- EXERCISE OBJECTIVE -
The reply must contain all of the records, unchanged.

:: GIVEN DATA ::

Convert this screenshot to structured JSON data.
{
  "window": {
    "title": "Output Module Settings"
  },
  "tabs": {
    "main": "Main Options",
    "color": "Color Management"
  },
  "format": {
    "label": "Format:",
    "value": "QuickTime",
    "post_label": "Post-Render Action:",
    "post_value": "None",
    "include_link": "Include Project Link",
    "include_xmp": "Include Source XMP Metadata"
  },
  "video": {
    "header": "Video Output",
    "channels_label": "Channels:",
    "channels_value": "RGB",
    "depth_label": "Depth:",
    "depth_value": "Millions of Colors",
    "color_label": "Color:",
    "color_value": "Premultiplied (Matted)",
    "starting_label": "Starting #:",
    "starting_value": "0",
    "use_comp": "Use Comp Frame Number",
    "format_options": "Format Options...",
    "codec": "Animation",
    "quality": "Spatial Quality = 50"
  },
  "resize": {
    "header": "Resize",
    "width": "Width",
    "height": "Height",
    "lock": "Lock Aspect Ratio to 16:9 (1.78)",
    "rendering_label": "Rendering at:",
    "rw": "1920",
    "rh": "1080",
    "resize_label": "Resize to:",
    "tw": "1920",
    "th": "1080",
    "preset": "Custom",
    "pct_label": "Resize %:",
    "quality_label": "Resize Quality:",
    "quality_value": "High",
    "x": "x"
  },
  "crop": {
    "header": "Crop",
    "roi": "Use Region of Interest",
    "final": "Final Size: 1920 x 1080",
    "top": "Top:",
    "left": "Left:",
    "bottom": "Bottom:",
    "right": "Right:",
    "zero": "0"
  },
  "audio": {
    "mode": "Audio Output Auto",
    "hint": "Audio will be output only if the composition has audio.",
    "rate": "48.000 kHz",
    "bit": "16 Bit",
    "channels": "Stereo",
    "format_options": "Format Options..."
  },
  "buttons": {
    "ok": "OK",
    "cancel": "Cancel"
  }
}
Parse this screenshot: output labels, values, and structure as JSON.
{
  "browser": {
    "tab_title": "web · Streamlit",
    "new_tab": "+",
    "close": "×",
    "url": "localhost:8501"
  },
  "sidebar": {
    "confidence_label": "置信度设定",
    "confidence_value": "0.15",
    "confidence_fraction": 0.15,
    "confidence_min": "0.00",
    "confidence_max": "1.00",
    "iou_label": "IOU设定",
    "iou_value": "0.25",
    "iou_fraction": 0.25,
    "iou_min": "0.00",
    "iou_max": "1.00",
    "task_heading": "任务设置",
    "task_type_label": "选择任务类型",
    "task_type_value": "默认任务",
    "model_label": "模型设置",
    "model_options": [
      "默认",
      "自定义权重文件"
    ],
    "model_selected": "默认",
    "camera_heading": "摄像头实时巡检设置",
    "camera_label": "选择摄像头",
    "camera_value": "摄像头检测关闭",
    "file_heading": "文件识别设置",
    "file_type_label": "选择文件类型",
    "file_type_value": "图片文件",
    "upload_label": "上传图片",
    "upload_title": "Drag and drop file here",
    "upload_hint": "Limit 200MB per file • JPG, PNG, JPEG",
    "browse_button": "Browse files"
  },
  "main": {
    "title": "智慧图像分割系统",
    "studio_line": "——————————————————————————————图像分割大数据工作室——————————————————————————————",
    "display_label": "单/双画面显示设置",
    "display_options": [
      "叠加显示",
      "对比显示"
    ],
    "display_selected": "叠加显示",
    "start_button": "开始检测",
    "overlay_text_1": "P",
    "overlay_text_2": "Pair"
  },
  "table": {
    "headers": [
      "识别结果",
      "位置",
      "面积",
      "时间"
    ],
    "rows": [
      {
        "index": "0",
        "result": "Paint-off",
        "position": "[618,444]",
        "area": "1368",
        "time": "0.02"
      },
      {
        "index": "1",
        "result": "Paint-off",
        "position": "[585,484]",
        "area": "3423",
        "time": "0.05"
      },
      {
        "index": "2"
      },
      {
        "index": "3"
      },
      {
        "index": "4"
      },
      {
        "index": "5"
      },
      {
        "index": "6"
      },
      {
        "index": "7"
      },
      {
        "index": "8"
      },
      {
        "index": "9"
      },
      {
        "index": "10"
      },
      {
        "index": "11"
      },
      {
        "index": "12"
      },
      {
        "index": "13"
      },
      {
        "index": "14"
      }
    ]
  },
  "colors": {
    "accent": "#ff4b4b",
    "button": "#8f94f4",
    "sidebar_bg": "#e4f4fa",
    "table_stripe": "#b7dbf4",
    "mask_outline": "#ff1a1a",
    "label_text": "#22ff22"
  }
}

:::

- WRITTEN SOLUTION -
Convert this screenshot to structured JSON data.
{
  "window": {
    "title": "Output Module Settings"
  },
  "tabs": {
    "main": "Main Options",
    "color": "Color Management"
  },
  "format": {
    "label": "Format:",
    "value": "QuickTime",
    "post_label": "Post-Render Action:",
    "post_value": "None",
    "include_link": "Include Project Link",
    "include_xmp": "Include Source XMP Metadata"
  },
  "video": {
    "header": "Video Output",
    "channels_label": "Channels:",
    "channels_value": "RGB",
    "depth_label": "Depth:",
    "depth_value": "Millions of Colors",
    "color_label": "Color:",
    "color_value": "Premultiplied (Matted)",
    "starting_label": "Starting #:",
    "starting_value": "0",
    "use_comp": "Use Comp Frame Number",
    "format_options": "Format Options...",
    "codec": "Animation",
    "quality": "Spatial Quality = 50"
  },
  "resize": {
    "header": "Resize",
    "width": "Width",
    "height": "Height",
    "lock": "Lock Aspect Ratio to 16:9 (1.78)",
    "rendering_label": "Rendering at:",
    "rw": "1920",
    "rh": "1080",
    "resize_label": "Resize to:",
    "tw": "1920",
    "th": "1080",
    "preset": "Custom",
    "pct_label": "Resize %:",
    "quality_label": "Resize Quality:",
    "quality_value": "High",
    "x": "x"
  },
  "crop": {
    "header": "Crop",
    "roi": "Use Region of Interest",
    "final": "Final Size: 1920 x 1080",
    "top": "Top:",
    "left": "Left:",
    "bottom": "Bottom:",
    "right": "Right:",
    "zero": "0"
  },
  "audio": {
    "mode": "Audio Output Auto",
    "hint": "Audio will be output only if the composition has audio.",
    "rate": "48.000 kHz",
    "bit": "16 Bit",
    "channels": "Stereo",
    "format_options": "Format Options..."
  },
  "buttons": {
    "ok": "OK",
    "cancel": "Cancel"
  }
}
Parse this screenshot: output labels, values, and structure as JSON.
{
  "browser": {
    "tab_title": "web · Streamlit",
    "new_tab": "+",
    "close": "×",
    "url": "localhost:8501"
  },
  "sidebar": {
    "confidence_label": "置信度设定",
    "confidence_value": "0.15",
    "confidence_fraction": 0.15,
    "confidence_min": "0.00",
    "confidence_max": "1.00",
    "iou_label": "IOU设定",
    "iou_value": "0.25",
    "iou_fraction": 0.25,
    "iou_min": "0.00",
    "iou_max": "1.00",
    "task_heading": "任务设置",
    "task_type_label": "选择任务类型",
    "task_type_value": "默认任务",
    "model_label": "模型设置",
    "model_options": [
      "默认",
      "自定义权重文件"
    ],
    "model_selected": "默认",
    "camera_heading": "摄像头实时巡检设置",
    "camera_label": "选择摄像头",
    "camera_value": "摄像头检测关闭",
    "file_heading": "文件识别设置",
    "file_type_label": "选择文件类型",
    "file_type_value": "图片文件",
    "upload_label": "上传图片",
    "upload_title": "Drag and drop file here",
    "upload_hint": "Limit 200MB per file • JPG, PNG, JPEG",
    "browse_button": "Browse files"
  },
  "main": {
    "title": "智慧图像分割系统",
    "studio_line": "——————————————————————————————图像分割大数据工作室——————————————————————————————",
    "display_label": "单/双画面显示设置",
    "display_options": [
      "叠加显示",
      "对比显示"
    ],
    "display_selected": "叠加显示",
    "start_button": "开始检测",
    "overlay_text_1": "P",
    "overlay_text_2": "Pair"
  },
  "table": {
    "headers": [
      "识别结果",
      "位置",
      "面积",
      "时间"
    ],
    "rows": [
      {
        "index": "0",
        "result": "Paint-off",
        "position": "[618,444]",
        "area": "1368",
        "time": "0.02"
      },
      {
        "index": "1",
        "result": "Paint-off",
        "position": "[585,484]",
        "area": "3423",
        "time": "0.05"
      },
      {
        "index": "2"
      },
      {
        "index": "3"
      },
      {
        "index": "4"
      },
      {
        "index": "5"
      },
      {
        "index": "6"
      },
      {
        "index": "7"
      },
      {
        "index": "8"
      },
      {
        "index": "9"
      },
      {
        "index": "10"
      },
      {
        "index": "11"
      },
      {
        "index": "12"
      },
      {
        "index": "13"
      },
      {
        "index": "14"
      }
    ]
  },
  "colors": {
    "accent": "#ff4b4b",
    "button": "#8f94f4",
    "sidebar_bg": "#e4f4fa",
    "table_stripe": "#b7dbf4",
    "mask_outline": "#ff1a1a",
    "label_text": "#22ff22"
  }
}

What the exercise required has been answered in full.